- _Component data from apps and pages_
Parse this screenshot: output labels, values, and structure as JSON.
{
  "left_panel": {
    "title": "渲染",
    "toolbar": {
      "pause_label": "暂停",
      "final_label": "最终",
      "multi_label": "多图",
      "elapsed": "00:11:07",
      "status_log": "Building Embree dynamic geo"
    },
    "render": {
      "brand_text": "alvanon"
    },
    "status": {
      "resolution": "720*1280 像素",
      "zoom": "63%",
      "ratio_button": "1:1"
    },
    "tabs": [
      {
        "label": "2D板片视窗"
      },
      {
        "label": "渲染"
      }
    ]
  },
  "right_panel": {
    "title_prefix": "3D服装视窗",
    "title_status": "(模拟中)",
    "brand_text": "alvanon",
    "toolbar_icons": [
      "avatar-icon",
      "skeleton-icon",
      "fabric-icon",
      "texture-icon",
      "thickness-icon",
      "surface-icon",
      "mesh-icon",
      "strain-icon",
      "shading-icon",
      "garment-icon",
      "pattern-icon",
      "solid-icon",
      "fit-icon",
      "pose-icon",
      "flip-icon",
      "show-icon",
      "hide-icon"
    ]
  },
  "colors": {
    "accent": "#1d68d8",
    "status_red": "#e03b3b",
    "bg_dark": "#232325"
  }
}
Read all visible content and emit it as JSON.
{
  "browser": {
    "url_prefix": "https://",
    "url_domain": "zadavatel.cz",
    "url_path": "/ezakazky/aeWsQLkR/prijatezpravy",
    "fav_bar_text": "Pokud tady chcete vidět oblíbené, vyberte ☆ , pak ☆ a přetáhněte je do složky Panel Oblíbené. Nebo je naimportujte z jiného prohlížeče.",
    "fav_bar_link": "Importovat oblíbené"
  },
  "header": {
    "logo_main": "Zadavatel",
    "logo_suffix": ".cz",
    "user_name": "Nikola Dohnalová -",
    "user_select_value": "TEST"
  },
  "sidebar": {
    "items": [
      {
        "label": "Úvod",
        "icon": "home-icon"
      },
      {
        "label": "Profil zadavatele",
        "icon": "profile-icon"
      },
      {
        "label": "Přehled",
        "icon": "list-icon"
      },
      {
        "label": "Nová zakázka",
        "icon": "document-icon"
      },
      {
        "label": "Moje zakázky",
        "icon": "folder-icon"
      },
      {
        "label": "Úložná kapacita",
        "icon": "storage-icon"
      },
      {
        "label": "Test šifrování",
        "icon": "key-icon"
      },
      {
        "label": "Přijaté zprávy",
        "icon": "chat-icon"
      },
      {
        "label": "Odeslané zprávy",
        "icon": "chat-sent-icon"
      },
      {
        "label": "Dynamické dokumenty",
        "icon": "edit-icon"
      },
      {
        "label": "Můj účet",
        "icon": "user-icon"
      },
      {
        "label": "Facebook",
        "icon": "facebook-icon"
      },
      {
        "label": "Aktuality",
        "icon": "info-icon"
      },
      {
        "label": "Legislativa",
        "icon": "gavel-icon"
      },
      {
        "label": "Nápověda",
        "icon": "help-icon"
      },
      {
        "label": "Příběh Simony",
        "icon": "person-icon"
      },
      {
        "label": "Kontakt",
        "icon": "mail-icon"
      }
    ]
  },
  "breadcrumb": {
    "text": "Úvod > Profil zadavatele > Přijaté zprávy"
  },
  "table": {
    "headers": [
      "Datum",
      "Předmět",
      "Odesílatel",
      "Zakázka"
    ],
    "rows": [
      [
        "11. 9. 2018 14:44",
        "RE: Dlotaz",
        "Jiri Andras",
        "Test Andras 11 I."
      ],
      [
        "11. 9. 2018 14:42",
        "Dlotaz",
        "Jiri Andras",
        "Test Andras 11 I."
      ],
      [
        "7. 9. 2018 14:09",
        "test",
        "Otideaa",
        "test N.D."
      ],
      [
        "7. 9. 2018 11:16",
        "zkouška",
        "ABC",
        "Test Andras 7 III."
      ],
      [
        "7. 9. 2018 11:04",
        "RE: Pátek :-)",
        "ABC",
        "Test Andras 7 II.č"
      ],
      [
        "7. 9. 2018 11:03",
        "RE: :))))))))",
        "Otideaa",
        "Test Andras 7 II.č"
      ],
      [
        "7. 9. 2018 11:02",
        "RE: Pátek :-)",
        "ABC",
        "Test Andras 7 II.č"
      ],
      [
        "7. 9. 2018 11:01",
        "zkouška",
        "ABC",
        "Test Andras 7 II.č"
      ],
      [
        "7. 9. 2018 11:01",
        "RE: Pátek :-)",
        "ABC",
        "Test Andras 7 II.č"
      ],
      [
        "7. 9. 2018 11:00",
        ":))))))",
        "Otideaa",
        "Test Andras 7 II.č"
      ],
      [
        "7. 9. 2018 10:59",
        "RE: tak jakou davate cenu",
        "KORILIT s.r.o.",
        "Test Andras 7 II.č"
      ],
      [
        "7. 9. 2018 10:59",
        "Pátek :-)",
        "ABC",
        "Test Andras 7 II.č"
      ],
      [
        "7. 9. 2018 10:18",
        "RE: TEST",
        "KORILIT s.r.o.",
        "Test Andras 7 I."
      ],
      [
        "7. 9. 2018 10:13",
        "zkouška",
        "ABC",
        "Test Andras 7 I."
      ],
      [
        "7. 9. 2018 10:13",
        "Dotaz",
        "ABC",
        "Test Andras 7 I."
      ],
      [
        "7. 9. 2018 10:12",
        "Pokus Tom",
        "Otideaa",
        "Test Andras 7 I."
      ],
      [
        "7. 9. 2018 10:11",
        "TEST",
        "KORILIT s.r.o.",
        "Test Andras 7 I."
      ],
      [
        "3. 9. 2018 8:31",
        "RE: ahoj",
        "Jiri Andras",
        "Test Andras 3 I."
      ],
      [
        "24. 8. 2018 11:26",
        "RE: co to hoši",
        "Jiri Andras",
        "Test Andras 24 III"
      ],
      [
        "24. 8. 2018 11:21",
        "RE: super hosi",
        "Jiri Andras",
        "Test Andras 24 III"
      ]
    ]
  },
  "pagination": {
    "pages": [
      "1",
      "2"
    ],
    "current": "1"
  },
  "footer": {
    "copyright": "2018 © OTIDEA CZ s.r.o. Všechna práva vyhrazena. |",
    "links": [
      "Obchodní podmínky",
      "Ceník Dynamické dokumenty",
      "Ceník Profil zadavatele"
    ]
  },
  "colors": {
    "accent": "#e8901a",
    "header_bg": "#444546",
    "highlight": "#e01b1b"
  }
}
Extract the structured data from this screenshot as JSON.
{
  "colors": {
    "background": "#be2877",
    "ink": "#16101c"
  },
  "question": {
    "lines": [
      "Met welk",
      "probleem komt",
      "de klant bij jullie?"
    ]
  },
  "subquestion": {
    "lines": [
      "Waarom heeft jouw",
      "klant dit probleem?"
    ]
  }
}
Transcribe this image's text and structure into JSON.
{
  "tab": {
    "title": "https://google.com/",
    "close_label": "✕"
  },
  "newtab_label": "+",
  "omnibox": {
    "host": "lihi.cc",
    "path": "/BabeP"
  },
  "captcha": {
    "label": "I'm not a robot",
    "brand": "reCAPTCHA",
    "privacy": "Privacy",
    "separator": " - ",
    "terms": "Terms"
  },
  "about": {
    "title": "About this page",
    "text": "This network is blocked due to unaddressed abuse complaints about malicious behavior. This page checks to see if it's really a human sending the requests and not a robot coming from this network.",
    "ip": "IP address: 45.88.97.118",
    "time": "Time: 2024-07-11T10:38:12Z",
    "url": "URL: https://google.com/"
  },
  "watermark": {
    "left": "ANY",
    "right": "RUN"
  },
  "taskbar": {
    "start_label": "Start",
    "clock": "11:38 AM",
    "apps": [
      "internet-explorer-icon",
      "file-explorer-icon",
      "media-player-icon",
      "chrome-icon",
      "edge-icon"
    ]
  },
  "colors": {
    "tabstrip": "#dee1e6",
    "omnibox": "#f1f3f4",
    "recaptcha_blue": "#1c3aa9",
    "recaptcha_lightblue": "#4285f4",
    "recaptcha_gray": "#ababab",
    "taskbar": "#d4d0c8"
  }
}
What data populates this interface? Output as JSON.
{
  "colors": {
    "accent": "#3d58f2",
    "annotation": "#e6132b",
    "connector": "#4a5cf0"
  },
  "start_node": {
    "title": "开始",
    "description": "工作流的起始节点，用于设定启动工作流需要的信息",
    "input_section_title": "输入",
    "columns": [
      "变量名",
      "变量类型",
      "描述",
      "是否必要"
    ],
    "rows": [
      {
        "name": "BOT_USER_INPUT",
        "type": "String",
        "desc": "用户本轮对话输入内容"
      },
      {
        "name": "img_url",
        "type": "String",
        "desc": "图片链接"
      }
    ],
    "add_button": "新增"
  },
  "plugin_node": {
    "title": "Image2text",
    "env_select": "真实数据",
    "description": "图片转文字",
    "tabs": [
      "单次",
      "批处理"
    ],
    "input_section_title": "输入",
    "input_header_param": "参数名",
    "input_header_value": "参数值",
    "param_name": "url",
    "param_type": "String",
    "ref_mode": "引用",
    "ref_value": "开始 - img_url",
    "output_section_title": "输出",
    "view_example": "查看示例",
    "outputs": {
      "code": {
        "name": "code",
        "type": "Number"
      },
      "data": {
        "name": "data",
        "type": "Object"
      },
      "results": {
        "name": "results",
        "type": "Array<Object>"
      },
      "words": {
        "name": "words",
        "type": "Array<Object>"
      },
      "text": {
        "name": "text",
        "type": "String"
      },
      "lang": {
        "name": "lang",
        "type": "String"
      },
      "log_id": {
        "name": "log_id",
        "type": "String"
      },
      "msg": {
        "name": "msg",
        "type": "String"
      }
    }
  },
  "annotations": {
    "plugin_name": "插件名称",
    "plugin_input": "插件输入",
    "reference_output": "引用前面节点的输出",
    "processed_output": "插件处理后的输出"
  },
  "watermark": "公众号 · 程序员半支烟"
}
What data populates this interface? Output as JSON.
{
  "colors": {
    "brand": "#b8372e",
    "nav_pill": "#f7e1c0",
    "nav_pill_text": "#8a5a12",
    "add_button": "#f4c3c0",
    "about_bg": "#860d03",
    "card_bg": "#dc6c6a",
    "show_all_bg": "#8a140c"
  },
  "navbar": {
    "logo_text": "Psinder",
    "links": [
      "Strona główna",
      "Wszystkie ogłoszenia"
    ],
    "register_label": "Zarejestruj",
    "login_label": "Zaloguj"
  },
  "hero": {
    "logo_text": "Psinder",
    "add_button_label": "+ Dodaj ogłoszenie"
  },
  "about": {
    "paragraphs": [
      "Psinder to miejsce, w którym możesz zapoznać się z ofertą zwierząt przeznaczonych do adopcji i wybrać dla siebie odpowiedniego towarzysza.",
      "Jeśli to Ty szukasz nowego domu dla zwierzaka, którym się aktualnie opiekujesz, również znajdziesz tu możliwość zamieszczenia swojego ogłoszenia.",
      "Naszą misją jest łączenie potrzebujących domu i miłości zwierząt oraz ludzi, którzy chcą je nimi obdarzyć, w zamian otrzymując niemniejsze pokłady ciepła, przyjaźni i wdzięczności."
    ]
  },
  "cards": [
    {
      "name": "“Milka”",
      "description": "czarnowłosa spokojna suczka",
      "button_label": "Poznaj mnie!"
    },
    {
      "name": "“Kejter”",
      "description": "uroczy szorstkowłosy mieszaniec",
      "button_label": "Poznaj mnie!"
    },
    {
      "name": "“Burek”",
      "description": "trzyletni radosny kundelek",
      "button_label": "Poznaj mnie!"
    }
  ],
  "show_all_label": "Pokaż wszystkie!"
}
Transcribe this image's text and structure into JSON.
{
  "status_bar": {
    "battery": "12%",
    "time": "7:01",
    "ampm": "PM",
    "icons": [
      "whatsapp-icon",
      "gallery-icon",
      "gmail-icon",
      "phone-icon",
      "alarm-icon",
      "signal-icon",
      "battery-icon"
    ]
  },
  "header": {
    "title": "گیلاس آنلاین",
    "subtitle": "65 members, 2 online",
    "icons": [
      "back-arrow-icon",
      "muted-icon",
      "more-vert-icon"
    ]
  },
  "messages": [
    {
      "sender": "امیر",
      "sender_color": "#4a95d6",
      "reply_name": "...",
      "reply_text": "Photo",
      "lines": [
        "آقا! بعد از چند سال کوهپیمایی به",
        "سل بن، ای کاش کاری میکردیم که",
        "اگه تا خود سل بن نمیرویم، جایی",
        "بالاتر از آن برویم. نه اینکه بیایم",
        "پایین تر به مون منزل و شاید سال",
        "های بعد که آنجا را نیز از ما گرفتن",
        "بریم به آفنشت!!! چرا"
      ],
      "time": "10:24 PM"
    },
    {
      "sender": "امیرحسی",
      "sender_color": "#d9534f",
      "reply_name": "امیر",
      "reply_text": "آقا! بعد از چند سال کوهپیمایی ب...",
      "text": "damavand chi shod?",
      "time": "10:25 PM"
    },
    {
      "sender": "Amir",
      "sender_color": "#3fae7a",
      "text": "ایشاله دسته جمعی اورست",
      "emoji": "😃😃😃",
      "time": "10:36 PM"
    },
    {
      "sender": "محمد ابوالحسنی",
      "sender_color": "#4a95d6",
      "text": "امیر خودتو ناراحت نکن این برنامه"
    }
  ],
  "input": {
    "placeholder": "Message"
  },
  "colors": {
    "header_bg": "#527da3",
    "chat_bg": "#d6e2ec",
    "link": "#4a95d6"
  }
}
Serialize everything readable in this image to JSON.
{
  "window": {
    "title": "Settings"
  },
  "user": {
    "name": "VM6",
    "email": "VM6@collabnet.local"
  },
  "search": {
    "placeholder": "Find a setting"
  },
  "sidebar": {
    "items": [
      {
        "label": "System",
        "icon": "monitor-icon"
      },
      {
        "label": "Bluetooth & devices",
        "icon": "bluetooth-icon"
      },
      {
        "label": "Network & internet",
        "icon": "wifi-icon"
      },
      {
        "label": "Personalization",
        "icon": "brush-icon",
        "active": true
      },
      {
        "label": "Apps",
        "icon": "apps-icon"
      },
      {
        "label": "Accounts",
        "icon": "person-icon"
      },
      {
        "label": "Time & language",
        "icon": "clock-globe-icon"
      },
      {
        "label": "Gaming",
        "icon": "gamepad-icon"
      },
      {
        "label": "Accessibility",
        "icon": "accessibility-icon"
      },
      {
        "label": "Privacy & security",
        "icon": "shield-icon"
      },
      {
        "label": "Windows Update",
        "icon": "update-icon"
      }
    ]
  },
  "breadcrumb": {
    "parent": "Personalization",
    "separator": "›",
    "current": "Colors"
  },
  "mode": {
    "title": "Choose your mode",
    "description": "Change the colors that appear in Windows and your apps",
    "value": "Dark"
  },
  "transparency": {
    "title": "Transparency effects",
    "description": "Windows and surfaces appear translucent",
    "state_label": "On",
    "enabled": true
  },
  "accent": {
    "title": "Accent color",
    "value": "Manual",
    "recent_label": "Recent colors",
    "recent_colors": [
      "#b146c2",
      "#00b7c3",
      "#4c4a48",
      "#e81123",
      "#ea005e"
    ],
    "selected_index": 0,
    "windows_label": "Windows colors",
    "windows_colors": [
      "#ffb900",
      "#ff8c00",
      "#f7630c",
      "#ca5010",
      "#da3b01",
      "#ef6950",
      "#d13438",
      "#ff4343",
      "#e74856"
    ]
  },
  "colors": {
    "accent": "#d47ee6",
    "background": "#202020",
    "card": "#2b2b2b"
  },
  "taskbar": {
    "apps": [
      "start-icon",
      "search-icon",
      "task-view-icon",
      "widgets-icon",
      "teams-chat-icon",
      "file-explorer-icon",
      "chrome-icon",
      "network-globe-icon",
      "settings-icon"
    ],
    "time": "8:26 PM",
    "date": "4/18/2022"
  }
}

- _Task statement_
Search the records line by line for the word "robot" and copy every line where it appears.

- _Output_
    "label": "I'm not a robot",
    "text": "This network is blocked due to unaddressed abuse complaints about malicious behavior. This page checks to see if it's really a human sending the requests and not a robot coming from this network.",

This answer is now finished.